To some extent Caldan can come off as a bit too pefect. Particularly when it comes his magical abilities and his preternatural ability to play the chess-like game of Dominion Caldan seems to be a bit insufferably good. However, Hogan cleverly turns Caldan’s talents on their head with his seemingly amazing abilities being what constantly gets him in trouble. Caldan’s talents frequently overreach his experience in a way that rounds the character out nicely. In A Crucible of Souls Hogan introduces what is perhaps the most fascinating character of the series in Amardan (this could be spelled wrong since I listened to the audiobook). Introduced relatively early in the story Amardan is a shopkeeper who is also a serial-killer. I’m hard pressed to name many fantasy series that introduce a serial killer as a main character but Amardan is a wonderfully compelling character who, even when he is being outright terrible, is consistently entertaining to read. To me it felt like Amardan and Caldan are two sides of the same coin and their similarities are something I hope are explored in future.
The dialogue in A Crucible of Souls can be a bit clunky at times.
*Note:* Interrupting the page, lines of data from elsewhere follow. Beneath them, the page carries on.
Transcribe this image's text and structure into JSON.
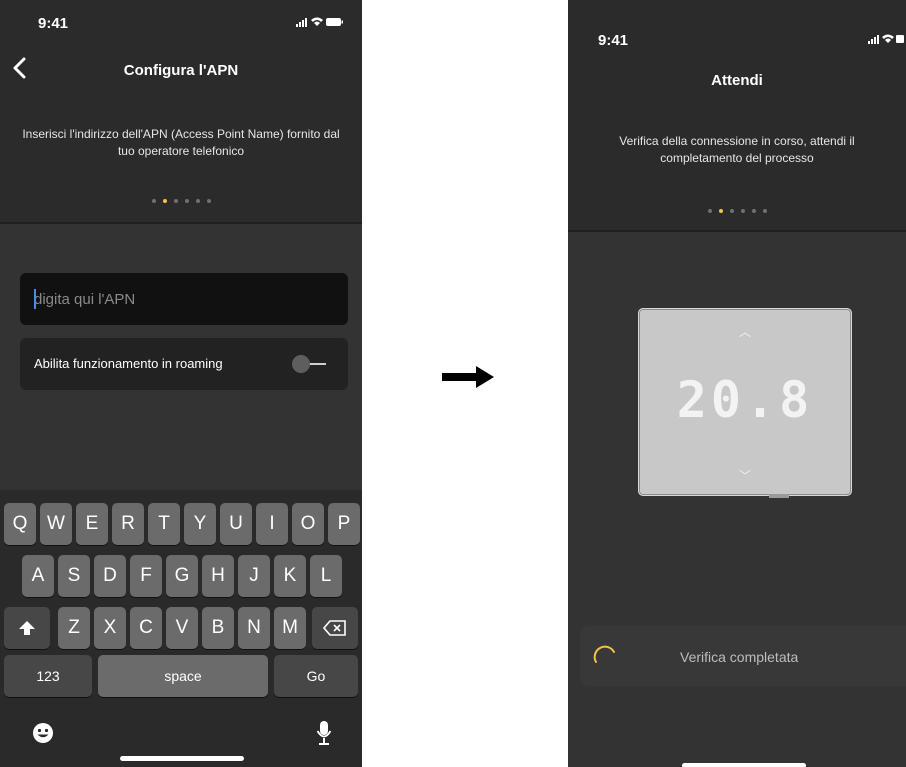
{
  "left_screen": {
    "status_time": "9:41",
    "status_icons": "..ıl ᯤ ▬",
    "title": "Configura l'APN",
    "subtitle": "Inserisci l'indirizzo dell'APN (Access Point Name) fornito dal tuo operatore telefonico",
    "apn_input": {
      "value": "",
      "placeholder": "digita qui l'APN"
    },
    "roaming_label": "Abilita funzionamento in roaming",
    "roaming_toggle_on": false,
    "keyboard": {
      "row1": [
        "Q",
        "W",
        "E",
        "R",
        "T",
        "Y",
        "U",
        "I",
        "O",
        "P"
      ],
      "row2": [
        "A",
        "S",
        "D",
        "F",
        "G",
        "H",
        "J",
        "K",
        "L"
      ],
      "row3": [
        "Z",
        "X",
        "C",
        "V",
        "B",
        "N",
        "M"
      ],
      "numbers_key": "123",
      "space_key": "space",
      "go_key": "Go"
    }
  },
  "right_screen": {
    "status_time": "9:41",
    "status_icons": "..ıl ᯤ ▬",
    "title": "Attendi",
    "subtitle": "Verifica della connessione in corso, attendi il completamento del processo",
    "thermostat_display": "20.8",
    "progress_text": "Verifica completata"
  },
  "colors": {
    "accent_dot": "#f2c14e",
    "spinner": "#f2c14e",
    "background": "#2b2b2b"
  }
}
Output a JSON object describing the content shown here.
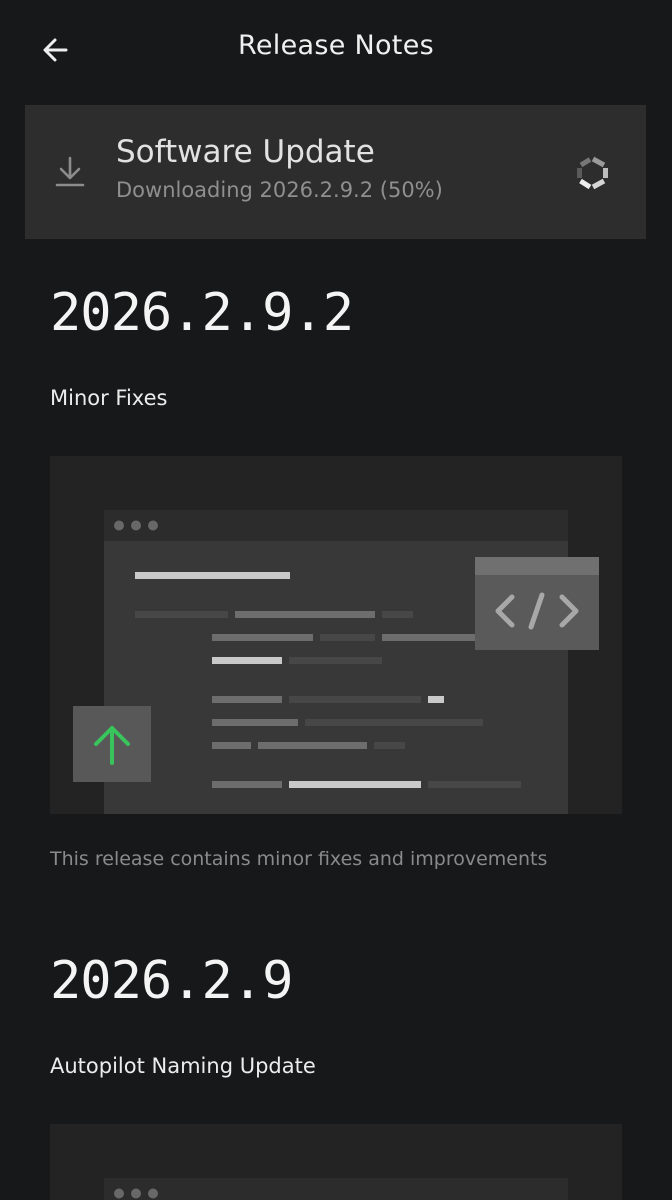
{
  "header": {
    "title": "Release Notes",
    "back_icon": "arrow-left-icon"
  },
  "update_card": {
    "icon": "download-icon",
    "title": "Software Update",
    "status": "Downloading 2026.2.9.2 (50%)",
    "progress_percent": 50,
    "spinner_icon": "progress-ring-icon"
  },
  "releases": [
    {
      "version": "2026.2.9.2",
      "subtitle": "Minor Fixes",
      "illustration_icons": [
        "code-icon",
        "arrow-up-icon"
      ],
      "description": "This release contains minor fixes and improvements"
    },
    {
      "version": "2026.2.9",
      "subtitle": "Autopilot Naming Update"
    }
  ],
  "colors": {
    "background": "#161819",
    "card": "#2d2d2d",
    "accent_green": "#39c45c"
  }
}
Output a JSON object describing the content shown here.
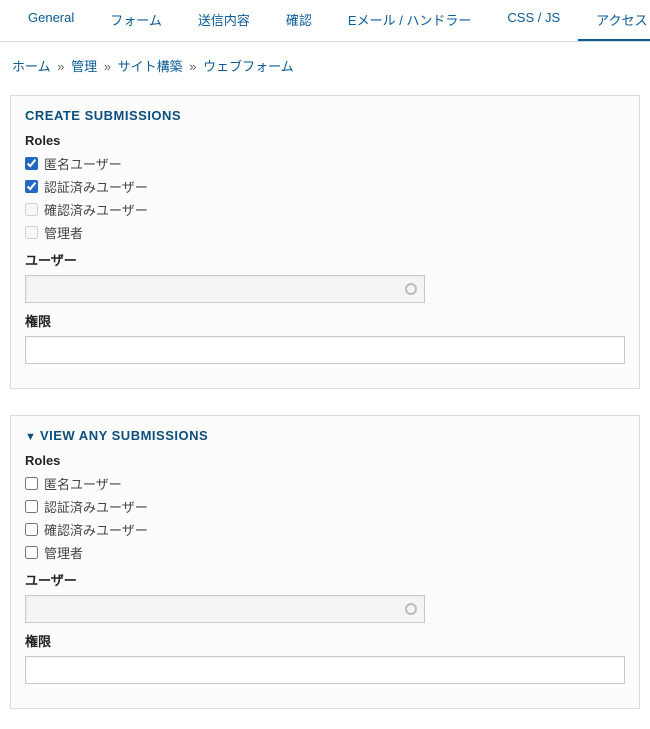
{
  "tabs": [
    {
      "label": "General",
      "active": false
    },
    {
      "label": "フォーム",
      "active": false
    },
    {
      "label": "送信内容",
      "active": false
    },
    {
      "label": "確認",
      "active": false
    },
    {
      "label": "Eメール / ハンドラー",
      "active": false
    },
    {
      "label": "CSS / JS",
      "active": false
    },
    {
      "label": "アクセス",
      "active": true
    }
  ],
  "breadcrumb": {
    "items": [
      "ホーム",
      "管理",
      "サイト構築",
      "ウェブフォーム"
    ],
    "sep": "»"
  },
  "panelCreate": {
    "title": "CREATE SUBMISSIONS",
    "rolesLabel": "Roles",
    "roles": [
      {
        "label": "匿名ユーザー",
        "checked": true,
        "disabled": false
      },
      {
        "label": "認証済みユーザー",
        "checked": true,
        "disabled": false
      },
      {
        "label": "確認済みユーザー",
        "checked": false,
        "disabled": true
      },
      {
        "label": "管理者",
        "checked": false,
        "disabled": true
      }
    ],
    "userLabel": "ユーザー",
    "userValue": "",
    "permLabel": "権限",
    "permValue": ""
  },
  "panelView": {
    "title": "VIEW ANY SUBMISSIONS",
    "rolesLabel": "Roles",
    "roles": [
      {
        "label": "匿名ユーザー",
        "checked": false,
        "disabled": false
      },
      {
        "label": "認証済みユーザー",
        "checked": false,
        "disabled": false
      },
      {
        "label": "確認済みユーザー",
        "checked": false,
        "disabled": false
      },
      {
        "label": "管理者",
        "checked": false,
        "disabled": false
      }
    ],
    "userLabel": "ユーザー",
    "userValue": "",
    "permLabel": "権限",
    "permValue": ""
  }
}
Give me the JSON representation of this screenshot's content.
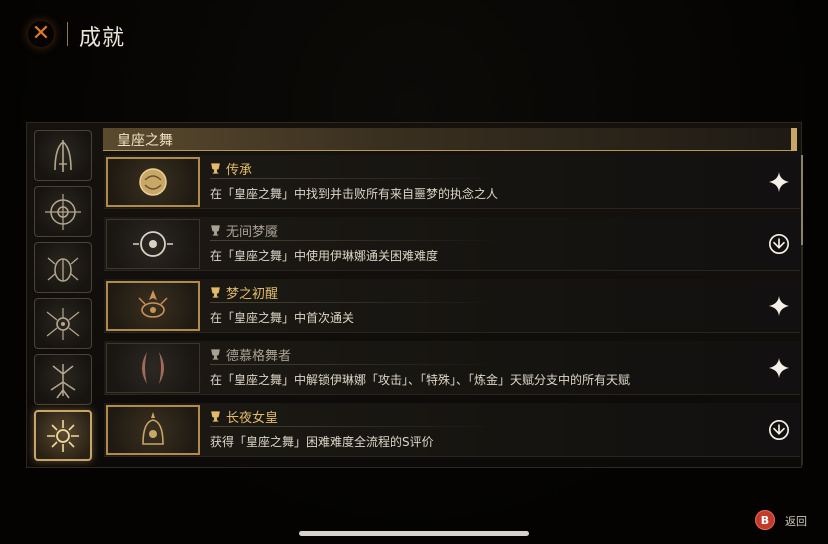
{
  "header": {
    "title": "成就",
    "close_icon": "close-x-icon"
  },
  "categories": [
    {
      "icon": "arch-emblem-icon",
      "active": false
    },
    {
      "icon": "compass-sigil-icon",
      "active": false
    },
    {
      "icon": "scarab-emblem-icon",
      "active": false
    },
    {
      "icon": "eye-spider-icon",
      "active": false
    },
    {
      "icon": "tree-root-icon",
      "active": false
    },
    {
      "icon": "sun-crown-icon",
      "active": true
    }
  ],
  "section": {
    "title": "皇座之舞"
  },
  "achievements": [
    {
      "name": "传承",
      "description": "在「皇座之舞」中找到并击败所有来自噩梦的执念之人",
      "unlocked": true,
      "status_icon": "sparkle-icon",
      "thumb_icon": "golden-orb-icon"
    },
    {
      "name": "无间梦魇",
      "description": "在「皇座之舞」中使用伊琳娜通关困难难度",
      "unlocked": false,
      "status_icon": "emblem-badge-icon",
      "thumb_icon": "eye-ring-icon"
    },
    {
      "name": "梦之初醒",
      "description": "在「皇座之舞」中首次通关",
      "unlocked": true,
      "status_icon": "sparkle-icon",
      "thumb_icon": "flame-eye-icon"
    },
    {
      "name": "德慕格舞者",
      "description": "在「皇座之舞」中解锁伊琳娜「攻击」、「特殊」、「炼金」天赋分支中的所有天赋",
      "unlocked": false,
      "status_icon": "sparkle-icon",
      "thumb_icon": "crescent-twin-icon"
    },
    {
      "name": "长夜女皇",
      "description": "获得「皇座之舞」困难难度全流程的S评价",
      "unlocked": true,
      "status_icon": "emblem-badge-icon",
      "thumb_icon": "crowned-bell-icon"
    }
  ],
  "footer": {
    "back_button_key": "B",
    "back_label": "返回"
  },
  "colors": {
    "gold_accent": "#c8a56a",
    "unlocked_name": "#e2bb6a",
    "locked_name": "#a9a193",
    "close_orange": "#e07a2a",
    "back_red": "#c23a2a"
  }
}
In the audiobook this is mitigated by Oliver Wyman’s talented narration; his assured delivery of the dialogue distracts from its occasionally stilted tone. Hogan has offered up an entertaining debut in A Crucible of Souls. While not a perfect novel its creativity and winding plot make up for its short falls. A Crucible of Souls won the 2013 Aurealis Award (Australian Science Fiction) for Best Fantasy Novel. The second novel, Blood of Innocents is available now, and a third untitled volume is in the workd.
The Guard by Peter Terrin is translated from the dutch by David Colmer centerting on two security guards, Harry and Michel, who are stationed in a high security apartment building offering hotel-like services to the wealth and the elite. One day the residents, seemingly all but one, leave almost en masse leaving Harry and Michel to their lonely posts. I knew nothing about this novel going in but its jacket flap hinted at something a bit post-apocalyptic so I decided to give it a shot. The story unfolds across numerous short chapters, sometimes less than a couple of a paragraphs, as both Harry and Michel ruminate on their position, on the possibility of promotion, and very rarely on the residents of their strange charge.